Thursday July 11th, 2013 informationliberation.com
In What World Is Having Three Judges Set The Price Of Streaming Music 'Free Market Capitalism'? (Techdirt)
Greg Sandoval over at The Verge has an interesting post about "Pandora's PR problem" concerning its attempt to get out from under ridiculously draconian royalty rates that are clearly unsustainable. I agree that Pandora has failed on almost every aspect of the PR front, though the article seems seriously one-sided on a few points. First, it compares Pandora's situation to Spotify's, where Spotify has also been criticized for its royalty rates at times, and yet its reputation isn't quite as bad. Recently Spotify has signed some "big" name artists to publicly support its platform. Of course, the way it did so was to throw a ton of money at those artists. And there's a strong argument that Spotify's current royalty rates are even more unsustainable than Pandora's -- it's just that Spotify has a long runway and is choosing to put off the eventual day of reckoning it's going to have to face over royalty rates for internet music. Furthermore, the article seems to ignore the fact that much of the "controversy" and PR failures by Pandora are actually the result of a coordinated campaign, set up by a RIAA front group, focused on flat out lies and bogus attacks.

Of course, Pandora isn't blameless in all of this, but I put a lot of blame on Pandora's stupid decision back in 2009 to agree to the ridiculous rates it now realizes are impossible to sustain (something that many people pointed out at the time). But, the craziest part of the article is the claim that Pandora's attempt to lower rates somehow goes against free market capitalism. Sandoval mentions this argument twice. First, in noting that some "conservative" groups made this argument:
Citizens Against Government Waste, a conservative think tank, accused Pandora of trying to undermine the free market.
And then again in quoting an analyst who makes the same argument:
Michael Pachter, a research analyst with Wedbush Securities, believes Pandora will eventually thrive but that its attempt to legislate lower costs is misguided. "The bill is idiotic," Pachter said. "It's insulting to Congress to say you want regulation to lower your costs at the expense of artists. Did you see who was on stage with Obama helping him campaign? Jay-Z and Bruce Springsteen. That's the Democrats, and how many Republicans are going to want to legislate against capitalism and the free market?"

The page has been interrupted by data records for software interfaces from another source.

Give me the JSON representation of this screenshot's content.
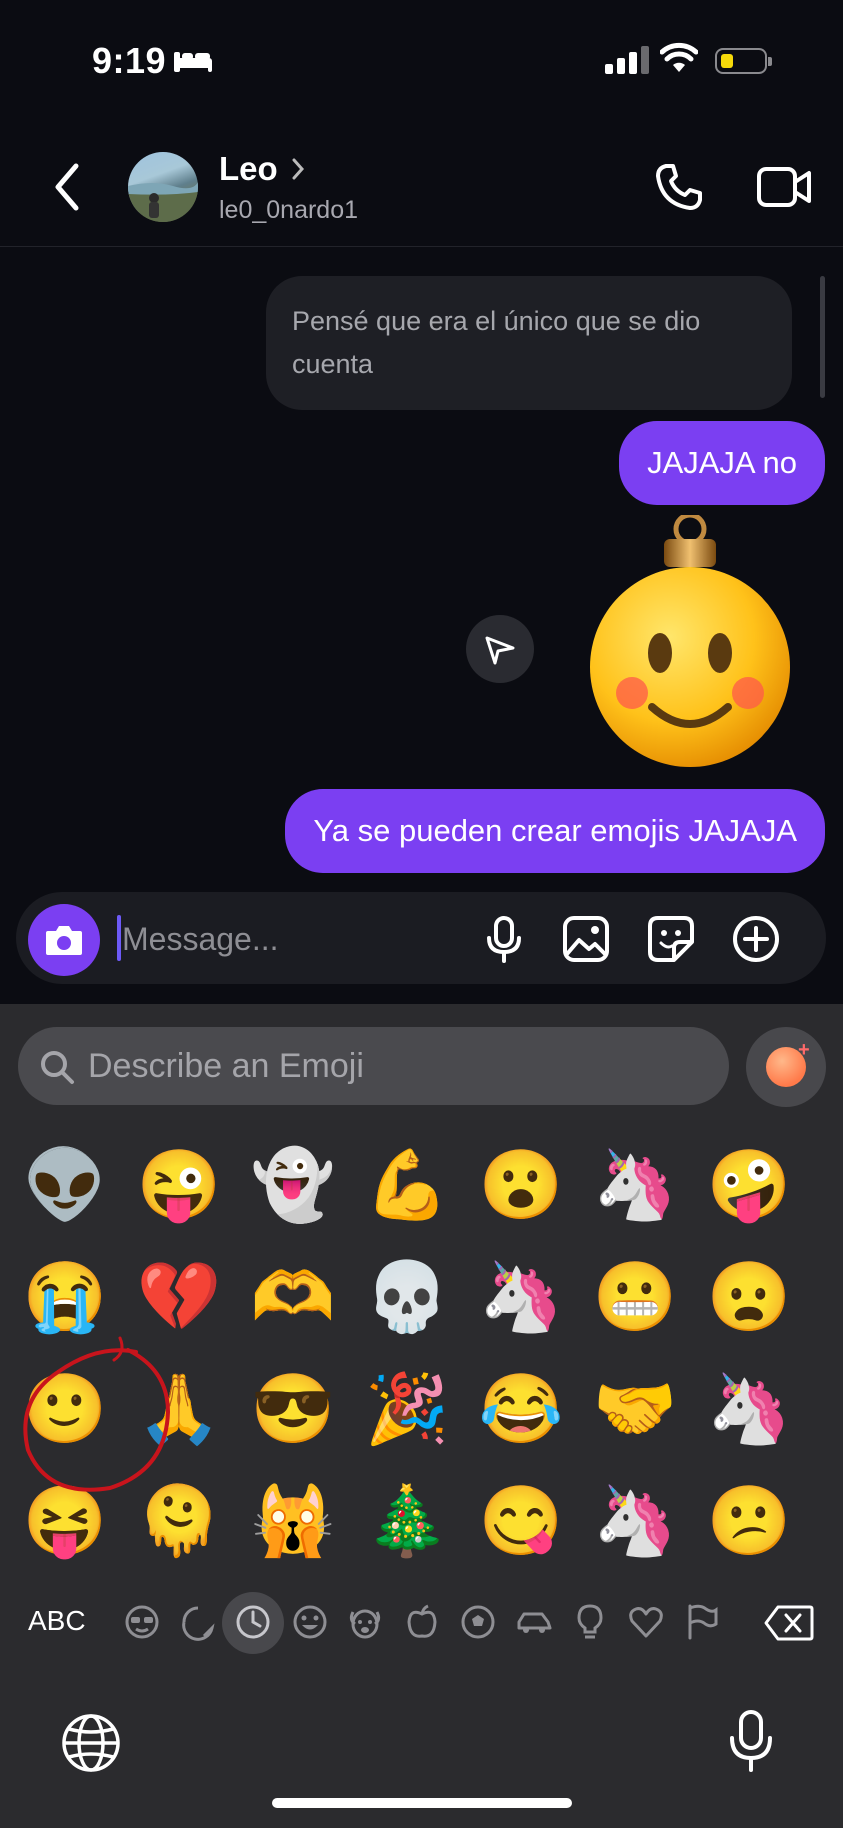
{
  "status_bar": {
    "time": "9:19"
  },
  "header": {
    "name": "Leo",
    "username": "le0_0nardo1"
  },
  "messages": [
    {
      "direction": "incoming",
      "text": "Pensé que era el único que se dio cuenta"
    },
    {
      "direction": "outgoing",
      "text": "JAJAJA no"
    },
    {
      "direction": "outgoing",
      "type": "genmoji",
      "text": "🙂"
    },
    {
      "direction": "outgoing",
      "text": "Ya se pueden crear emojis JAJAJA"
    }
  ],
  "composer": {
    "placeholder": "Message..."
  },
  "emoji_keyboard": {
    "search_placeholder": "Describe an Emoji",
    "rows": [
      [
        "👽",
        "😜",
        "👻",
        "💪",
        "😮",
        "🦄",
        "🤪"
      ],
      [
        "😭",
        "💔",
        "🫶",
        "💀",
        "🦄",
        "😬",
        "😦"
      ],
      [
        "🙂",
        "🙏",
        "😎",
        "🎉",
        "😂",
        "🤝",
        "🦄"
      ],
      [
        "😝",
        "🫠",
        "🙀",
        "🎄",
        "😋",
        "🦄",
        "😕"
      ]
    ],
    "abc_label": "ABC",
    "categories": [
      "memoji",
      "stickers",
      "recents",
      "smileys",
      "animals",
      "food",
      "activity",
      "travel",
      "objects",
      "symbols",
      "flags"
    ]
  },
  "accent_color": "#7b3ff2"
}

But neither of those claims makes any sense at all. When it comes to royalty rates for web streaming there is no free market. In fact, the status quo is so far away from the free market or capitalism as to be laughable, and it seems like anyone claiming that it represents some sort of free market is either being purposely misleading or is totally uninformed.

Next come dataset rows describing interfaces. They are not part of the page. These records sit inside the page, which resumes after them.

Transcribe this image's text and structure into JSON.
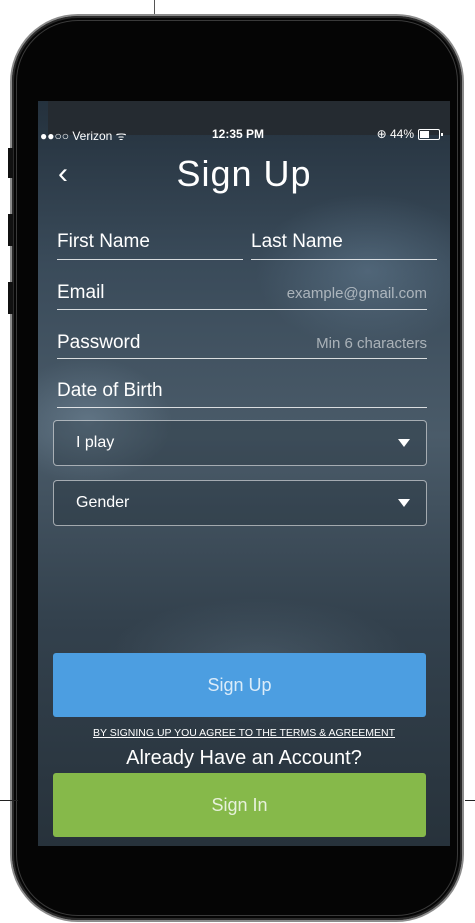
{
  "status_bar": {
    "carrier": "●●○○ Verizon ᯤ",
    "time": "12:35 PM",
    "battery": "⊕ 44%"
  },
  "header": {
    "title": "Sign Up"
  },
  "form": {
    "first_name_label": "First Name",
    "last_name_label": "Last Name",
    "email_label": "Email",
    "email_placeholder": "example@gmail.com",
    "password_label": "Password",
    "password_placeholder": "Min 6 characters",
    "dob_label": "Date of Birth",
    "play_select": "I play",
    "gender_select": "Gender"
  },
  "actions": {
    "signup_label": "Sign Up",
    "terms_text": "BY SIGNING UP YOU AGREE TO THE TERMS & AGREEMENT",
    "already_text": "Already Have an Account?",
    "signin_label": "Sign In"
  },
  "colors": {
    "signup_button": "#4c9ee1",
    "signin_button": "#86b94a"
  }
}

The rates for web streaming sites like Pandora fall under what's called "non-interactive digital music streaming" -- and the rates for those are set by a three judge board, known as the Copyright Royalty Board. If someone can explain to me how a selection of three judges flat out setting prices is a "free market," that would be good to know, because last I checked, the government setting prices is kind of the opposite of a free market. Of course, the last time the CRB set those rates, they set them so high that it was impossible for anyone to pay those rates. That's how completely clueless the CRB tends to be. So, in response, Pandora and other webcasters did negotiate lower rates, but those rates were still impossibly high. Some might argue since Pandora's current rates are those "negotiated" rates, it is a free market, but that's clearly not true either. The "fallback" that the record labels had in those negotiations was "fuck you, here's what the CRB says the rates are, pay up or go out of business." When they have those CRB rates as the fallback, their negotiating position is obviously quite strong, and the results are obvious. The "negotiated" rates are impossibly high. Pandora's big mistake was agreeing to those rates (even though it felt it needed to if it wanted to actually live to fight another day).

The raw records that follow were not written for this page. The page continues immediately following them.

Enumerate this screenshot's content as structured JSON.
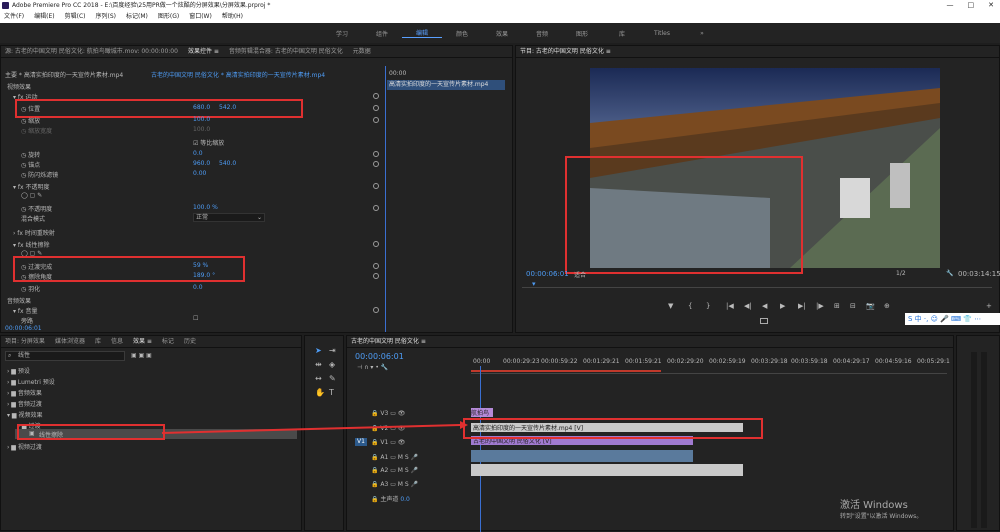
{
  "window": {
    "title": "Adobe Premiere Pro CC 2018 - E:\\百度经验\\25用PR做一个炫酷的分屏效果\\分屏效果.prproj *",
    "controls": [
      "—",
      "□",
      "✕"
    ]
  },
  "menu": [
    "文件(F)",
    "编辑(E)",
    "剪辑(C)",
    "序列(S)",
    "标记(M)",
    "图形(G)",
    "窗口(W)",
    "帮助(H)"
  ],
  "workspaces": [
    {
      "label": "学习"
    },
    {
      "label": "组件"
    },
    {
      "label": "编辑",
      "active": true
    },
    {
      "label": "颜色"
    },
    {
      "label": "效果"
    },
    {
      "label": "音频"
    },
    {
      "label": "图形"
    },
    {
      "label": "库"
    },
    {
      "label": "Titles"
    },
    {
      "label": "»"
    }
  ],
  "source_panel": {
    "tabs": [
      "源: 古老的中国文明 民俗文化: 航拍鸟瞰城市.mov: 00:00:00:00",
      "效果控件 ≡",
      "音频剪辑混合器: 古老的中国文明 民俗文化",
      "元数据"
    ],
    "master": "主要 * 高清实拍印度的一天宣传片素材.mp4",
    "clip": "古老的中国文明 民俗文化 * 高清实拍印度的一天宣传片素材.mp4",
    "timeline_clip": "高清实拍印度的一天宣传片素材.mp4",
    "ruler_time": "00:00",
    "video_effects": "视频效果",
    "motion": "运动",
    "position_label": "位置",
    "position_x": "680.0",
    "position_y": "542.0",
    "scale_label": "缩放",
    "scale_value": "100.0",
    "scale_width_label": "缩放宽度",
    "scale_width_value": "100.0",
    "uniform_scale": "等比缩放",
    "rotation_label": "旋转",
    "rotation_value": "0.0",
    "anchor_label": "锚点",
    "anchor_x": "960.0",
    "anchor_y": "540.0",
    "antiflicker_label": "防闪烁滤镜",
    "antiflicker_value": "0.00",
    "opacity": "不透明度",
    "opacity_label": "不透明度",
    "opacity_value": "100.0 %",
    "blend_label": "混合模式",
    "blend_value": "正常",
    "time_remap": "时间重映射",
    "linear_wipe": "线性擦除",
    "completion_label": "过渡完成",
    "completion_value": "59 %",
    "angle_label": "擦除角度",
    "angle_value": "189.0 °",
    "feather_label": "羽化",
    "feather_value": "0.0",
    "audio_effects": "音频效果",
    "volume": "音量",
    "bypass_label": "旁路",
    "timecode": "00:00:06:01"
  },
  "program_panel": {
    "title": "节目: 古老的中国文明 民俗文化 ≡",
    "timecode": "00:00:06:01",
    "fit": "适合",
    "zoom": "1/2",
    "duration": "00:03:14:15",
    "controls": [
      "▼",
      "{",
      "}",
      "|◀",
      "◀|",
      "◀",
      "▶",
      "▶|",
      "|▶",
      "⊞",
      "⊟",
      "📷",
      "⊕",
      "+"
    ]
  },
  "project_panel": {
    "tabs": [
      "项目: 分屏效果",
      "媒体浏览器",
      "库",
      "信息",
      "效果 ≡",
      "标记",
      "历史"
    ],
    "search_value": "线性",
    "folders": [
      {
        "label": "预设",
        "depth": 0
      },
      {
        "label": "Lumetri 预设",
        "depth": 0
      },
      {
        "label": "音频效果",
        "depth": 0
      },
      {
        "label": "音频过渡",
        "depth": 0
      },
      {
        "label": "视频效果",
        "depth": 0
      },
      {
        "label": "过渡",
        "depth": 1
      },
      {
        "label": "线性擦除",
        "depth": 2,
        "selected": true
      },
      {
        "label": "视频过渡",
        "depth": 0
      }
    ]
  },
  "timeline_panel": {
    "title": "古老的中国文明 民俗文化 ≡",
    "timecode": "00:00:06:01",
    "ruler": [
      "00:00",
      "00:00:29:23",
      "00:00:59:22",
      "00:01:29:21",
      "00:01:59:21",
      "00:02:29:20",
      "00:02:59:19",
      "00:03:29:18",
      "00:03:59:18",
      "00:04:29:17",
      "00:04:59:16",
      "00:05:29:1"
    ],
    "tracks": [
      {
        "name": "V3",
        "clip": "航拍鸟"
      },
      {
        "name": "V2",
        "clip": "高清实拍印度的一天宣传片素材.mp4 [V]"
      },
      {
        "name": "V1",
        "clip": "古老的中国文明 民俗文化 [V]"
      },
      {
        "name": "A1"
      },
      {
        "name": "A2"
      },
      {
        "name": "A3"
      }
    ],
    "master_label": "主声道",
    "master_value": "0.0"
  },
  "watermark": {
    "line1": "激活 Windows",
    "line2": "转到\"设置\"以激活 Windows。"
  },
  "ime": "S 中 ·, ☺ 🎤 ⌨ 👕 ⋯"
}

No matter how you look at it, that's not free market capitalism. Coming up with a way to change those rates may not be free market capitalism either, but to argue that moving away from the existing rates goes against free market capitalism makes no sense. So, if either Citizens Against Government Waste or Michael Pachter can explain how three out of touch judges with no market experience setting the official rates is "free market capitalism," it seems like, perhaps, they shouldn't argue that Pandora is trying to "legislate against capitalism and the free market."